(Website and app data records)
┌──

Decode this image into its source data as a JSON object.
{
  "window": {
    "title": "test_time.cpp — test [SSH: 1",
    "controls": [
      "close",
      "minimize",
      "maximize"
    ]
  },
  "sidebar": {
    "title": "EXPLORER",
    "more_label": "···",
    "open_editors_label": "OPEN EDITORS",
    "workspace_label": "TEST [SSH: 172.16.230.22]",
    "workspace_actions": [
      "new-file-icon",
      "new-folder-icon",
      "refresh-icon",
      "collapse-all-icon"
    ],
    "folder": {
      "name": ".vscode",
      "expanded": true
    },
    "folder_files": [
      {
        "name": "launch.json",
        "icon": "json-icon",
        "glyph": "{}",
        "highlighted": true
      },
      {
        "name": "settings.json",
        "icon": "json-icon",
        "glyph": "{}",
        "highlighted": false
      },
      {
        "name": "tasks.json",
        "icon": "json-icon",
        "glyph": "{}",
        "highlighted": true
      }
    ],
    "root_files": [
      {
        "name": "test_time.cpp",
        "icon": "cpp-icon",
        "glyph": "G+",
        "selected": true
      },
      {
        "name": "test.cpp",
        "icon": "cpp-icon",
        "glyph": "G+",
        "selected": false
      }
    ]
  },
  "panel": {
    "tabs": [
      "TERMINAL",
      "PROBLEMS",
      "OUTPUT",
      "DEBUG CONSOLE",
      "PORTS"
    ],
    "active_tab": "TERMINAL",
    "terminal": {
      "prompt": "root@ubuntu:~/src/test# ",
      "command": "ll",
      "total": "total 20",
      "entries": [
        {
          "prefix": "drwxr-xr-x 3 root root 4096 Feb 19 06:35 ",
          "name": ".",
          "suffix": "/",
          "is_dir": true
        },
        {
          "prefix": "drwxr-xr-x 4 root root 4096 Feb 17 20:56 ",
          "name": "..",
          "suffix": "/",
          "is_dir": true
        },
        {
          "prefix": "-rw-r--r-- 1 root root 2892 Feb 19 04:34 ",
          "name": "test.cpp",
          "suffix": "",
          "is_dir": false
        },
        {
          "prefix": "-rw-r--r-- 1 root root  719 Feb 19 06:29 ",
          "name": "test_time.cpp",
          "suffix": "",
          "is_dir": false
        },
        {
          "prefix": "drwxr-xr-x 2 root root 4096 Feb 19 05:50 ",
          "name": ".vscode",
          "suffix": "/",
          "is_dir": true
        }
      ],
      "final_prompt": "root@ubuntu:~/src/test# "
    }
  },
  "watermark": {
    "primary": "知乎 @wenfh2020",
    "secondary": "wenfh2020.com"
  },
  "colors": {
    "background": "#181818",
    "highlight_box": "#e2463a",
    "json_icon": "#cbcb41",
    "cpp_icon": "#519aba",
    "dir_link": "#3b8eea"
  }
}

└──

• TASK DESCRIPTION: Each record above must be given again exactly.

• WRITTEN ANSWER:
Decode this image into its source data as a JSON object.
{
  "window": {
    "title": "test_time.cpp — test [SSH: 1",
    "controls": [
      "close",
      "minimize",
      "maximize"
    ]
  },
  "sidebar": {
    "title": "EXPLORER",
    "more_label": "···",
    "open_editors_label": "OPEN EDITORS",
    "workspace_label": "TEST [SSH: 172.16.230.22]",
    "workspace_actions": [
      "new-file-icon",
      "new-folder-icon",
      "refresh-icon",
      "collapse-all-icon"
    ],
    "folder": {
      "name": ".vscode",
      "expanded": true
    },
    "folder_files": [
      {
        "name": "launch.json",
        "icon": "json-icon",
        "glyph": "{}",
        "highlighted": true
      },
      {
        "name": "settings.json",
        "icon": "json-icon",
        "glyph": "{}",
        "highlighted": false
      },
      {
        "name": "tasks.json",
        "icon": "json-icon",
        "glyph": "{}",
        "highlighted": true
      }
    ],
    "root_files": [
      {
        "name": "test_time.cpp",
        "icon": "cpp-icon",
        "glyph": "G+",
        "selected": true
      },
      {
        "name": "test.cpp",
        "icon": "cpp-icon",
        "glyph": "G+",
        "selected": false
      }
    ]
  },
  "panel": {
    "tabs": [
      "TERMINAL",
      "PROBLEMS",
      "OUTPUT",
      "DEBUG CONSOLE",
      "PORTS"
    ],
    "active_tab": "TERMINAL",
    "terminal": {
      "prompt": "root@ubuntu:~/src/test# ",
      "command": "ll",
      "total": "total 20",
      "entries": [
        {
          "prefix": "drwxr-xr-x 3 root root 4096 Feb 19 06:35 ",
          "name": ".",
          "suffix": "/",
          "is_dir": true
        },
        {
          "prefix": "drwxr-xr-x 4 root root 4096 Feb 17 20:56 ",
          "name": "..",
          "suffix": "/",
          "is_dir": true
        },
        {
          "prefix": "-rw-r--r-- 1 root root 2892 Feb 19 04:34 ",
          "name": "test.cpp",
          "suffix": "",
          "is_dir": false
        },
        {
          "prefix": "-rw-r--r-- 1 root root  719 Feb 19 06:29 ",
          "name": "test_time.cpp",
          "suffix": "",
          "is_dir": false
        },
        {
          "prefix": "drwxr-xr-x 2 root root 4096 Feb 19 05:50 ",
          "name": ".vscode",
          "suffix": "/",
          "is_dir": true
        }
      ],
      "final_prompt": "root@ubuntu:~/src/test# "
    }
  },
  "watermark": {
    "primary": "知乎 @wenfh2020",
    "secondary": "wenfh2020.com"
  },
  "colors": {
    "background": "#181818",
    "highlight_box": "#e2463a",
    "json_icon": "#cbcb41",
    "cpp_icon": "#519aba",
    "dir_link": "#3b8eea"
  }
}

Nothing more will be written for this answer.